Table 18.1. Parachors for pure substances (Weinaug and Katz, 1943)
Component Parachor
CO2 78.0
N2 41.0
C1 77.0
C2 108.0
C3 150.3
iC4 181.5
nC4 189.9
iC5 225.0
nC5 231.5
nC6 271.0
nC7 312.5
nC8 351.5

Weinaug and Katz (1943) also presented the following empirical relationship for the parachor of hydrocarbons in terms of their molecular weight:

Pc h i =4.6148734+2.558855M W i +3.404065 10 4 M W i 2 + 3.767396 10 3 M W i This equation is not rendering properly due to an incompatible browser. See Technical Requirements in the Orientation for a list of compatible browsers.
(18.21)
 
  • This correlation may be used for pseudo-components or for those hydrocarbons not shown in Table 18.1.

Action Item

Answer the following problem, and submit your answer to the drop box in Canvas that has been created for this module.

Please note:

  • Your answer must be submitted in the form of a Microsoft Word document.
  • Include your Penn State Access Account user ID in the name of your file (for example, "module2_abc123.doc").
  • The due date for this assignment will be sent to the class by e-mail in Canvas.
  • Your grade for the assignment will appear in the drop box approximately one week after the due date.
  • You can access the drop box for this module in Canvas by clicking on the Lessons tab, and then locating the drop box on the list that appears.

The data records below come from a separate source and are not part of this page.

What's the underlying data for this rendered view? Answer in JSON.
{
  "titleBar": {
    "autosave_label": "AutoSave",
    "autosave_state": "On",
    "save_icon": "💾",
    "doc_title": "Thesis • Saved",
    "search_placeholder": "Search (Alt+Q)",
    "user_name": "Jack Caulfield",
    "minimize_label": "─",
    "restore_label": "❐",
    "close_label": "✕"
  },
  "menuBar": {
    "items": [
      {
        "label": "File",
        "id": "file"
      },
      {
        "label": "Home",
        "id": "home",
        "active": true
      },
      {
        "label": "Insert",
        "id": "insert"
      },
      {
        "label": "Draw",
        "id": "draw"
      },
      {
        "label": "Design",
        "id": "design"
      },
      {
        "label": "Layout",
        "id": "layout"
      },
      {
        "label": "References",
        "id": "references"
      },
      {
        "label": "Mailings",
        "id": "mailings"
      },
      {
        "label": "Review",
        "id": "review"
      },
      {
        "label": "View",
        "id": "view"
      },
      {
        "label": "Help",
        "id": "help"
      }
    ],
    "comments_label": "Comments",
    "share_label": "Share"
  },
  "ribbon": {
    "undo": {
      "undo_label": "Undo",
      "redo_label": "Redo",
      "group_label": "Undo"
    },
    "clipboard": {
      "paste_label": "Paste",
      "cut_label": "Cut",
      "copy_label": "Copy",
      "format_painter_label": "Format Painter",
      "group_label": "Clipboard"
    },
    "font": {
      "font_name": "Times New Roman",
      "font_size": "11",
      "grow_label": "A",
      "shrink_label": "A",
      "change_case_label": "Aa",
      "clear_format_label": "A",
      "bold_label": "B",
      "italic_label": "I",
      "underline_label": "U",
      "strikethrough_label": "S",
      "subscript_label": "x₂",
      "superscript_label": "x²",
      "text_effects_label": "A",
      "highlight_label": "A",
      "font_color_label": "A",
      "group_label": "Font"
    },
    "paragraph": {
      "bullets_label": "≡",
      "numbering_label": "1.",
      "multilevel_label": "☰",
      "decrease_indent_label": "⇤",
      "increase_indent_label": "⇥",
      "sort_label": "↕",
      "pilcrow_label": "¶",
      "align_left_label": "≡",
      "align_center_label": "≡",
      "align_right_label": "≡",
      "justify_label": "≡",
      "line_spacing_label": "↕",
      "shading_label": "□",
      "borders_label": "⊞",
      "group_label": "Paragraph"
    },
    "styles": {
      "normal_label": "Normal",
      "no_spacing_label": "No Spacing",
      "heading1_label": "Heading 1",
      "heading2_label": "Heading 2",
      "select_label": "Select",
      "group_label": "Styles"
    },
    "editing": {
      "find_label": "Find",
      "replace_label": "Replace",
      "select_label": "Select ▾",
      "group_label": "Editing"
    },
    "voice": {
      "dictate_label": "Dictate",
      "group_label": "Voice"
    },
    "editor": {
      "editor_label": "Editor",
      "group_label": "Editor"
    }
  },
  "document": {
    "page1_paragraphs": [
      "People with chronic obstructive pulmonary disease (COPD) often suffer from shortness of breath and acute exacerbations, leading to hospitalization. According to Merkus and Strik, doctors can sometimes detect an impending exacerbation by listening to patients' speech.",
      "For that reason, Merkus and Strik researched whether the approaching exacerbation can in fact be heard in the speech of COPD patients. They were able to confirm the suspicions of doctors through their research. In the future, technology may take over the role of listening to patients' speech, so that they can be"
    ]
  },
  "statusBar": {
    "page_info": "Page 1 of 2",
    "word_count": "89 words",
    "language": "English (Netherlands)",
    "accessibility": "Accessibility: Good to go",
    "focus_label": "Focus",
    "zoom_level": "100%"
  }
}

Problem Set

  1. Which of all the properties we have studied so far would you use to compare and distinguish among wet natural gas, dry natural gas, and gas-condensate systems? Explain why.